Google Cloud Ransomware Protection
Google Cloud provides controls for identifying, protecting, detecting, responding, and recovering from ransomware attacks. Its’ approach to ransomware protection is based on the five main functions outlined in the Cybersecurity Framework by the National Institute of Standards and Technology (NIST). These include identifying cybersecurity risks, creating safeguards, defining ways to monitor the organization, activating an incident response program, and building a cyber resilience program and backup strategy.
Google Cloud offers a range of products and services to support these functions, such as Cloud Asset Inventory for asset management, Advanced phishing and malware protection in Gmail, BeyondCorp Enterprise for zero trust access controls, and Chronicle for threat detection.
Azure Ransomware Protection
Azure provides guidance on what to do before and during a ransomware attack. The platform emphasizes the long-term effects of ransomware. The effects often include the exfiltration of files and the creation of backdoors in the network for future malicious activity.
Azure recommends a range of pre-emptive steps, including:
– data encryption
– setting up app and data recovery
– applying critical server patches
– following set security standards
– having automated response systems in place
In conclusion, AWS, Google Cloud, and Azure all offer robust strategies and tools for ransomware protection, focusing on areas such as data recovery, encryption, threat detection, and incident response. These strategies are designed to help organizations mitigate the risks associated with ransomware attacks and recover more quickly in the event of an incident.
Conclusion: The Future of Cloud Endpoint Protection
As we look to the future, it’s clear that cloud endpoint protection will continue to play a vital role in our digital security. With the ongoing evolution of threats and the increasing adoption of the cloud, it’s a field that’s set to grow and evolve in the years to come.
Frequently Asked Questions
What is endpoint protection in the cloud?
Cloud endpoint protection is a security approach that focuses on securing endpoints, or end-user devices like laptops, desktops, and mobile devices, within a cloud environment. It involves using security tools and software that are hosted on the cloud, providing real-time threat protection, detection, and response.
What are the 7 tips for endpoint users?
While the specific tips can vary, some common advice for endpoint users includes using strong, unique passwords; keeping software and operating systems updated; being wary of phishing attempts; regularly backing up data; using a reliable security software; practicing good internet hygiene; and understanding the company’s security policies.
What must endpoint protection cover?
Endpoint protection must cover a range of security aspects, including threat detection and response, access controls, data security, network security, and application security. It should provide real-time protection against various threats like malware, ransomware, phishing, and more.
How does endpoint protection work?
Endpoint protection works by installing security software on the endpoints and the network.
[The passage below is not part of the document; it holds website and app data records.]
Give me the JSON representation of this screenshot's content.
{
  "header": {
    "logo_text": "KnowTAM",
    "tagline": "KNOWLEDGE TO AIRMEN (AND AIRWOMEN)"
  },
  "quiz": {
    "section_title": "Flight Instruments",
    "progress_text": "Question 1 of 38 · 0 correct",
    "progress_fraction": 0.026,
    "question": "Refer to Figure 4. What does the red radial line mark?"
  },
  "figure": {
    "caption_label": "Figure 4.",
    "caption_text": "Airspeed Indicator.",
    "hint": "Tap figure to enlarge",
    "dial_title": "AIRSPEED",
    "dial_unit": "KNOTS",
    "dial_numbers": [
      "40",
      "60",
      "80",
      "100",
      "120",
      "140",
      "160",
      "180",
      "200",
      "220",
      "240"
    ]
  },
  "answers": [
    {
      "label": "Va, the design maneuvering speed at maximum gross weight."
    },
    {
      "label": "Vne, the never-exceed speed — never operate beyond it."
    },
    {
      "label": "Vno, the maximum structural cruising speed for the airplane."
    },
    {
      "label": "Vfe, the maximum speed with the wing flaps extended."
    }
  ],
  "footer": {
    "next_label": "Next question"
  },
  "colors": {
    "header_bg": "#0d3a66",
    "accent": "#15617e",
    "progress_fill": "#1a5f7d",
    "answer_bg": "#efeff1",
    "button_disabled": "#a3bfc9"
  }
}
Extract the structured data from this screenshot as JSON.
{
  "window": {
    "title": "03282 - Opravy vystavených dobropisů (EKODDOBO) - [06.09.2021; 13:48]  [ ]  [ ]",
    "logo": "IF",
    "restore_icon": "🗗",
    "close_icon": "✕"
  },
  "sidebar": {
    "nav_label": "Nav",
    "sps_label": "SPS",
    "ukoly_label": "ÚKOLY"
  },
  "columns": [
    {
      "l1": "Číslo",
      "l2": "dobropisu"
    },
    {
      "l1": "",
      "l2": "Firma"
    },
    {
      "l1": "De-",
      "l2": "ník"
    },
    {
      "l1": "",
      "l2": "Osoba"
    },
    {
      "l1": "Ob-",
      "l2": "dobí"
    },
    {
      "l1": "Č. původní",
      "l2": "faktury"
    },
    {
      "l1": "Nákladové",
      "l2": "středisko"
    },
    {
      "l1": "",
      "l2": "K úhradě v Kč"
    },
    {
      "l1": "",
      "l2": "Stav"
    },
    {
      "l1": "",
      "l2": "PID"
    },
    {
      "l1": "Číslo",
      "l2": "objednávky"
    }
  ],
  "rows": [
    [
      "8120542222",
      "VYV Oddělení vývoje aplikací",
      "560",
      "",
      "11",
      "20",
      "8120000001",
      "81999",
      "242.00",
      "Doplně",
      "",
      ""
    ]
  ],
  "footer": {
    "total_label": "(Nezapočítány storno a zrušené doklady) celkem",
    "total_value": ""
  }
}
This software monitors and analyzes activity to detect suspicious behavior. If a threat is detected, the software can take action to neutralize it, such as blocking malicious activity or quarantining infected files.
What information does the software have access to?
Endpoint protection software typically has access to information necessary for its operation, such as system files, application data, network traffic, and user behavior patterns. However, it does not access or transmit sensitive personal data unless it’s related to a detected threat. The exact information accessed can vary based on the specific software and its configuration.
Experienced cybersecurity analyst, software engineer, patent attorney, worked with Linux, Windows, AWS, lots of security tools. Hope to help people do the right things and do the things right!